Fresh concerns have been raised around the negative impact of burnout among nurses and other health professionals on patient safety, following the findings of a new study.
A systematic review, published in the British Medical Journal, found that doctors working in emergency care who experienced burnout were more than twice as likely to be involved in a patient safety incident.
“We are continuing to see increased mental health and wellbeing issues”
It adds to the mounting evidence that high workloads, long hours, understaffing and general lack of support, which cause burnout in nurses and other health professionals, are putting patient safety at risk.
The review included data from 170 previous studies on self-reported burnout in physicians and its effects on career progression and quality of patient care. Data from almost 240,000 physicians was included in the analysis.
Burnout was most common in hospital settings and, specifically, in those working in emergency medicine and intensive care.

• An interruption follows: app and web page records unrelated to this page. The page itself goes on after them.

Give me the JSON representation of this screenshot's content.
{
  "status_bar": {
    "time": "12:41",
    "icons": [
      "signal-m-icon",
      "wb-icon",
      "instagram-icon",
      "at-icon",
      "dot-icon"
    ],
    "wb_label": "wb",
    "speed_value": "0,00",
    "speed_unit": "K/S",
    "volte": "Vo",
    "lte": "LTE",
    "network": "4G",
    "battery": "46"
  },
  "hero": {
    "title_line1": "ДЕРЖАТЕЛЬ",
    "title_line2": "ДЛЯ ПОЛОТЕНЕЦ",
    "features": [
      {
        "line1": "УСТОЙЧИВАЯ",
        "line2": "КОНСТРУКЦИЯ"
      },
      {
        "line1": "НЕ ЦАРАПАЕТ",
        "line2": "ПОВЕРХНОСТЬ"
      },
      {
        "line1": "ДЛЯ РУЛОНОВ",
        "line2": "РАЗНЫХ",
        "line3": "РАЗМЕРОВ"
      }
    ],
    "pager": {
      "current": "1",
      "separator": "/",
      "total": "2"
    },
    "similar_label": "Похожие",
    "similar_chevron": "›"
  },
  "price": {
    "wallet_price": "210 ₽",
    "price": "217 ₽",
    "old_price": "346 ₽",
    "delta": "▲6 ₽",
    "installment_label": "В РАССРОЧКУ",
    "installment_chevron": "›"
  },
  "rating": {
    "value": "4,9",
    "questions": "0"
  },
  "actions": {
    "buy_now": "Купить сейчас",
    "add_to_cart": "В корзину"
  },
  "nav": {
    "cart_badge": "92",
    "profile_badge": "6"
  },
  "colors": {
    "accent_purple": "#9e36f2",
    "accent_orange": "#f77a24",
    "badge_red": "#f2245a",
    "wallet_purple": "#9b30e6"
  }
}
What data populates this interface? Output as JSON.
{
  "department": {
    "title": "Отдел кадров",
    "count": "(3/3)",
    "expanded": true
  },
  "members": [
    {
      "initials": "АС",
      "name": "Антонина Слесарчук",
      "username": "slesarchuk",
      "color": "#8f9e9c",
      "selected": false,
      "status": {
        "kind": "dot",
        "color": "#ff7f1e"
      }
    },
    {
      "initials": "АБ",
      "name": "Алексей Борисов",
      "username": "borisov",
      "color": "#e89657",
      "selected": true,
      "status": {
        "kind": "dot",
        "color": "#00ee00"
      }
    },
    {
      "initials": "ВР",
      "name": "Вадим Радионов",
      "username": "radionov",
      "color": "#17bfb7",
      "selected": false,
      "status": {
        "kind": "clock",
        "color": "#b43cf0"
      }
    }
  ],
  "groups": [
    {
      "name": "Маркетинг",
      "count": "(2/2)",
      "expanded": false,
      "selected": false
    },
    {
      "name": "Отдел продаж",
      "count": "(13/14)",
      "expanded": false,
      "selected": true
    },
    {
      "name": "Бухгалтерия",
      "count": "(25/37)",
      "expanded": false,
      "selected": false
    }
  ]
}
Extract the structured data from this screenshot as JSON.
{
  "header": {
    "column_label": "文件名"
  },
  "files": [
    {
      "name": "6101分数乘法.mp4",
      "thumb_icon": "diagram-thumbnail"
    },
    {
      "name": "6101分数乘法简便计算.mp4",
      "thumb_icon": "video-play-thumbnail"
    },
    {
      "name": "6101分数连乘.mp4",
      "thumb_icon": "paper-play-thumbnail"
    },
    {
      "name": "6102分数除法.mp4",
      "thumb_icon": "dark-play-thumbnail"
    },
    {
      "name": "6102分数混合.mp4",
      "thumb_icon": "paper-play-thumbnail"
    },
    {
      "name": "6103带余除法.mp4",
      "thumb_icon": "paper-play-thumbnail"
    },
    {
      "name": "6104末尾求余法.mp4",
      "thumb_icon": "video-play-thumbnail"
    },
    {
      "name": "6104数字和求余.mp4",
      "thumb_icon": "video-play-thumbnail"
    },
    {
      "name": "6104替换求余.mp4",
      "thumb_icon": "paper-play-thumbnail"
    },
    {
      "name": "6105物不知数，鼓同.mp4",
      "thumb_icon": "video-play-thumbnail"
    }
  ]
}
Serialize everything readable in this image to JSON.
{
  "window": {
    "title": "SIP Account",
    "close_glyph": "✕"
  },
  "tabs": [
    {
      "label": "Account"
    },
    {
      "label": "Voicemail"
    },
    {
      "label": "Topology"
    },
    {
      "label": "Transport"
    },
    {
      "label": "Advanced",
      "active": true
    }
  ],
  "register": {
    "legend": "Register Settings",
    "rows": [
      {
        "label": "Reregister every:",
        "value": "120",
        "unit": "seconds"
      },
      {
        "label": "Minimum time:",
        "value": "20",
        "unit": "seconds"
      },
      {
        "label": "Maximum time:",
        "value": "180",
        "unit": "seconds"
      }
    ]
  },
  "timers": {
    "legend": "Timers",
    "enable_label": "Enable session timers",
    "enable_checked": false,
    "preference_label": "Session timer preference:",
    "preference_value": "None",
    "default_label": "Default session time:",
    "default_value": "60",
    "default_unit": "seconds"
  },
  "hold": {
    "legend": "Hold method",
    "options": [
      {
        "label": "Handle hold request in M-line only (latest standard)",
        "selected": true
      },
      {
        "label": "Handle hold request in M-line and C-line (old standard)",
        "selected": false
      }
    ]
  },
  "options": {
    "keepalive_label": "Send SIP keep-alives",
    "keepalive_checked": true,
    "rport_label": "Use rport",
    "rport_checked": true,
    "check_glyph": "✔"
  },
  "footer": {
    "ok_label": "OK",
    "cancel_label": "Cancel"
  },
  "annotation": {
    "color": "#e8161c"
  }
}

Doctors reporting burnout were four times less likely to experience job satisfaction, more than three times as likely to regret their choice of career and to be considering leaving their job.
Burnout was associated with a doubling in the risk of patient safety incidents. This risk was highest in doctors aged 20-30 years and in those working in emergency medicine.
Nicki Credland, chair of the British Association of Critical Care Nurses (BACCN) and head of the department of paramedical, peri-operative and advanced practice at the University of Hull, said the same problems were found in ICU nursing.
“We are continuing to see increased mental health and wellbeing issues which translate into increased staff sickness, decreased job satisfaction, intention to leave, poor staff retention,” she said.
She added that nurses experiencing burnout needed access to mental health and wellbeing support.
Other ways to tackle burnout include compassionate rostering and dedicated restorative supervision time, noted Ms Credland.
“Nurses are on their knees, faced with the combination of huge backlogs, a workforce crisis and plummeting morale”
In addition, safe staffing levels, adequate pay, protected annual leave and supported career progression were essential to prevent burnout in critical care nurses, she said.
The Royal College of Nursing’s head of health, safety and wellbeing, Leona Cameron, agreed that the link between burnout and patient safety risk reported in the new study was also applicable to nurses.
“Although this study is about doctors not nursing staff, it appears to back up what we already know – which is that when there aren’t enough nurses on hand, it’s patient care that suffers,” she said.
“Academic studies have shown that when there aren’t enough nurses, the risk of death increases,” said Ms Cameron.
“Nursing staff are on their knees, faced with the combination of huge backlogs, a workforce crisis and plummeting morale.”
Ms Cameron reiterated the RCN’s calls for “urgent” investment in nursing, including fair pay for staff, and warned “until these issues are addressed those patients will continue to suffer”.
Nursing Times has been running its Covid-19: Are You OK? campaign since 2020 to lobby for appropriate mental wellbeing support for nurses.